— Prompt —
What is the count of lines in the records that include "Beldibi"? Reply with that number alone.

[Opening Materials provided section]

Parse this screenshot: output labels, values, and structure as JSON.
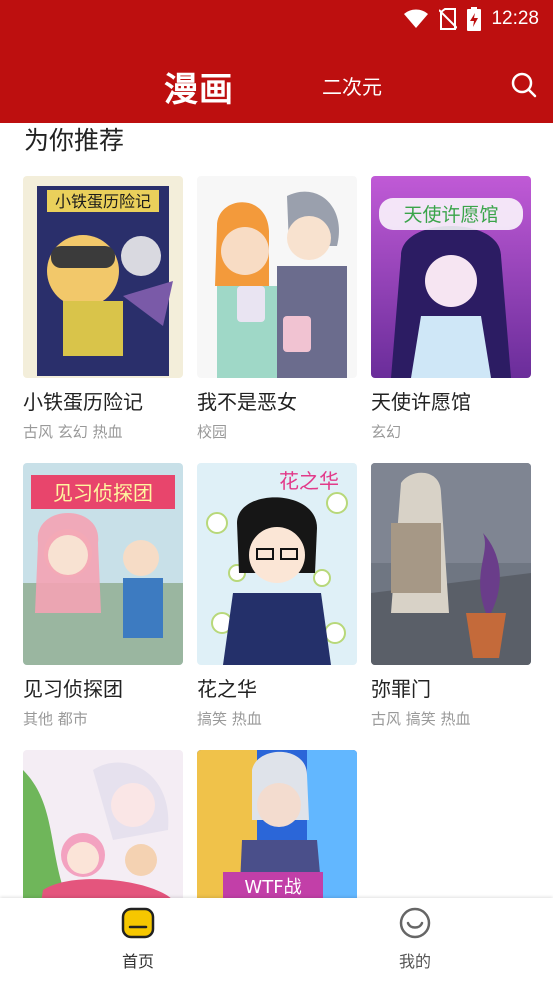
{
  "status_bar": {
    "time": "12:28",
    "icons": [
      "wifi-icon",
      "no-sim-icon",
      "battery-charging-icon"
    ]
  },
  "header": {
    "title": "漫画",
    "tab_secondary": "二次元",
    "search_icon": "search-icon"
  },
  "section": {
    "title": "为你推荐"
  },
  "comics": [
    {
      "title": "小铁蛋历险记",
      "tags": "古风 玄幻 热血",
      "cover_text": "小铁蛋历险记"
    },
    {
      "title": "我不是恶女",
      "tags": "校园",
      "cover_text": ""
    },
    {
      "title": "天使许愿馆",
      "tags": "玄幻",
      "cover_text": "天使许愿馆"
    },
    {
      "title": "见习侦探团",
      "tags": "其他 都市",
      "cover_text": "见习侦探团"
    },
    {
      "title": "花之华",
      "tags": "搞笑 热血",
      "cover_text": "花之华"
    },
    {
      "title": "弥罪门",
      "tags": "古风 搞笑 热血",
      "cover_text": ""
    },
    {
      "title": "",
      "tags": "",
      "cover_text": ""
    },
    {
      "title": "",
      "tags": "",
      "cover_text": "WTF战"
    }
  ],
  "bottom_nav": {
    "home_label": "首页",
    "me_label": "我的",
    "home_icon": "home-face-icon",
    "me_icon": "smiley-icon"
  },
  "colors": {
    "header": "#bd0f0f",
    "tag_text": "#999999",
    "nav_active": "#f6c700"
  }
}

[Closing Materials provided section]
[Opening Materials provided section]

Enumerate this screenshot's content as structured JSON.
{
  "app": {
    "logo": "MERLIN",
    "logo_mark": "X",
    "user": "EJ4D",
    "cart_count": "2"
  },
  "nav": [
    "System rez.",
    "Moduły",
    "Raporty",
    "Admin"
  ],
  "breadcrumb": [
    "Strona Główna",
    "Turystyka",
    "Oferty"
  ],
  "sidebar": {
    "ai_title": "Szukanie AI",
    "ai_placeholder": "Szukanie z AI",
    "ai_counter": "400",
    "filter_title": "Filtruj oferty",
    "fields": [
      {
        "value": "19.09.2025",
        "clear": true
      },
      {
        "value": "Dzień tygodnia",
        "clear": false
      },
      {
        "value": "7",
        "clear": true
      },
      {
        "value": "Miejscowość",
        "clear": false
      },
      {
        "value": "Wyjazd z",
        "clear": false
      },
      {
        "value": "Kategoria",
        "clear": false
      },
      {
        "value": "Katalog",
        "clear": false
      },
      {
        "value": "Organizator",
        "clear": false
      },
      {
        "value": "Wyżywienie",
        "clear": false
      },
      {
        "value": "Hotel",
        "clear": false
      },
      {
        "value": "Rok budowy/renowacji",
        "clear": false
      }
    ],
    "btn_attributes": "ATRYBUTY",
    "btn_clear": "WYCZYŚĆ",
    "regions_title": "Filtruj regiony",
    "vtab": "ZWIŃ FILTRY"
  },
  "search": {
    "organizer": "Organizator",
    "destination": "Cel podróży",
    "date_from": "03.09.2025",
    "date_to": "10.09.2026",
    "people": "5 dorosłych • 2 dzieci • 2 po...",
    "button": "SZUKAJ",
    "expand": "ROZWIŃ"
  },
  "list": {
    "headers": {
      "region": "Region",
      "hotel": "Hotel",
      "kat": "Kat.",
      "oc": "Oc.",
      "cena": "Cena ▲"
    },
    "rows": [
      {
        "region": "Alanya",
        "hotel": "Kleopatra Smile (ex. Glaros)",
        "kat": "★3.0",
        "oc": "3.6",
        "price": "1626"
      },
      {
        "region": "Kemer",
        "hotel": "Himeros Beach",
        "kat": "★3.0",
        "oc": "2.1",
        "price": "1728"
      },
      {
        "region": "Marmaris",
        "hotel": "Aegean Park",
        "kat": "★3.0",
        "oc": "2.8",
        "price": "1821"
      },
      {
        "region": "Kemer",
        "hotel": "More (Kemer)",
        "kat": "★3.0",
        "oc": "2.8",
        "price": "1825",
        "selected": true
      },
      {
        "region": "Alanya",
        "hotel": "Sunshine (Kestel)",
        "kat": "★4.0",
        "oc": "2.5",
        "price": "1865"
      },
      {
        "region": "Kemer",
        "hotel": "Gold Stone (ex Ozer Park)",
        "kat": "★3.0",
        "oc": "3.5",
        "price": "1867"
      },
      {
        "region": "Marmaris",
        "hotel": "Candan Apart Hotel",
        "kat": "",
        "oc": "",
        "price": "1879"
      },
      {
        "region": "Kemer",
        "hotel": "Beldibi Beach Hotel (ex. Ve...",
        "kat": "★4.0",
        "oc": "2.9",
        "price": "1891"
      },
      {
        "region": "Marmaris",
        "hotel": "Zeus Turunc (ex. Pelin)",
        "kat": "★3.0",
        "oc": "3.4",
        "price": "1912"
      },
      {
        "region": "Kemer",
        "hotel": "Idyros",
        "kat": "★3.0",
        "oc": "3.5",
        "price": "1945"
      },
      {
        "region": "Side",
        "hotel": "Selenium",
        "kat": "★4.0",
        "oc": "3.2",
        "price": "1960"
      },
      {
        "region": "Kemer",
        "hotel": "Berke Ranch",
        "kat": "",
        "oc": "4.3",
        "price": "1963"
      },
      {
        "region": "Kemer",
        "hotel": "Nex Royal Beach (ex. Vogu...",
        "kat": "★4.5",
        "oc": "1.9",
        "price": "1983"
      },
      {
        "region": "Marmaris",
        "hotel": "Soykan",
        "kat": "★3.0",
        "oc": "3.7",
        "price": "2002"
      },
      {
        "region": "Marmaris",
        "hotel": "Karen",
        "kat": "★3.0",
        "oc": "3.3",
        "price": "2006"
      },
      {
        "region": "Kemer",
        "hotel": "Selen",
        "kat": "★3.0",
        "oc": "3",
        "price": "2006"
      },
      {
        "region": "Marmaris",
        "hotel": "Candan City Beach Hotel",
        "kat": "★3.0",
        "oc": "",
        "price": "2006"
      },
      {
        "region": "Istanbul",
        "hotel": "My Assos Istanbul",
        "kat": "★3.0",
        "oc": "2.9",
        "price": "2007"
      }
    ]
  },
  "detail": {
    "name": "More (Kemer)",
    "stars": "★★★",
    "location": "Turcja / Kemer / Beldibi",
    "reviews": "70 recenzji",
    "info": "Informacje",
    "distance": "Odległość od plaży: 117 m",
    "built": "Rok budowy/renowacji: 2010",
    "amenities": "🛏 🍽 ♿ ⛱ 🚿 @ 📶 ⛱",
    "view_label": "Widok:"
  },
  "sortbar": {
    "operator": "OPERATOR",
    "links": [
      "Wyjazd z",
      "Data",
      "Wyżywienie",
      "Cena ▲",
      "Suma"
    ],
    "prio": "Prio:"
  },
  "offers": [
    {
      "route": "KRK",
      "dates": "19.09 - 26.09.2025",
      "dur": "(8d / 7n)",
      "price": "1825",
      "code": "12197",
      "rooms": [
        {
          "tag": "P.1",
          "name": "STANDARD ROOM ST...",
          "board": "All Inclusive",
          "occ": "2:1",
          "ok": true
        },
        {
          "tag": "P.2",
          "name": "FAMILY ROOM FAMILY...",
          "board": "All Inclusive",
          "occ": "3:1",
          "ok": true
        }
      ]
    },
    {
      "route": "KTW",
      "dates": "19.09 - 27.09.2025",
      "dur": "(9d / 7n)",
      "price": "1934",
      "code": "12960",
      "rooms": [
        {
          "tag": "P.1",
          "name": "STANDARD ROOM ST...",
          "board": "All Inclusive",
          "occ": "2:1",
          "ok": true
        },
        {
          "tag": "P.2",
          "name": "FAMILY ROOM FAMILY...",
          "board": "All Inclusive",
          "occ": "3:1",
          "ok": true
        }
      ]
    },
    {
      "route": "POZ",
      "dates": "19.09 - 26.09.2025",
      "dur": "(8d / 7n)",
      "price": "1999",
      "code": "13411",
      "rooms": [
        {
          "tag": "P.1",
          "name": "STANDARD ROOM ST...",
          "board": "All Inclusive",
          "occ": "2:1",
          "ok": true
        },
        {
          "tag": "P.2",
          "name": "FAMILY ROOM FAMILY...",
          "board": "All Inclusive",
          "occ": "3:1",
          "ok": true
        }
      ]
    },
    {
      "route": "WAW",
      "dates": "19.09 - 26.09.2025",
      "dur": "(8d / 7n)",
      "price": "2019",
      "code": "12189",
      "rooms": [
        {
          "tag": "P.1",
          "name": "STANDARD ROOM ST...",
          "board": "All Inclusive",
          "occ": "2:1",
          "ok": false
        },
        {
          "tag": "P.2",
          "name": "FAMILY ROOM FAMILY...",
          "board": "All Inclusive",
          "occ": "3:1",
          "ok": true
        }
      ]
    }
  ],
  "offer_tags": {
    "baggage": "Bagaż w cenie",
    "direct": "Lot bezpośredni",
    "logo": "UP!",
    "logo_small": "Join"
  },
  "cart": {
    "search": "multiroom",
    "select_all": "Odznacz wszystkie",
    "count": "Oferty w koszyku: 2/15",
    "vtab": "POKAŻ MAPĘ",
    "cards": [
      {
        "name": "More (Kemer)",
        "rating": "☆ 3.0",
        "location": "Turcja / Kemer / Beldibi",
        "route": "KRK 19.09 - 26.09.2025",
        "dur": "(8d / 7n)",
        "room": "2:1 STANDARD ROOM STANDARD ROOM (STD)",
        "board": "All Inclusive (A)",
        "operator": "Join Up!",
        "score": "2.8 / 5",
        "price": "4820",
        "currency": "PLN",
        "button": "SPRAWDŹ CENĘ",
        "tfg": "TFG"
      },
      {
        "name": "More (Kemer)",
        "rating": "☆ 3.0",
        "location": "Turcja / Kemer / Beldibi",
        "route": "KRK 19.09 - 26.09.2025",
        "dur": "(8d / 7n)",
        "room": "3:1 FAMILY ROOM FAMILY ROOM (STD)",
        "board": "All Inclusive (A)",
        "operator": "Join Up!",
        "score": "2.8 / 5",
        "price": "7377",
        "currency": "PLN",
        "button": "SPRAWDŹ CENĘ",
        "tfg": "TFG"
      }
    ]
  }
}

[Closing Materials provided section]

— Answer to this problem —
4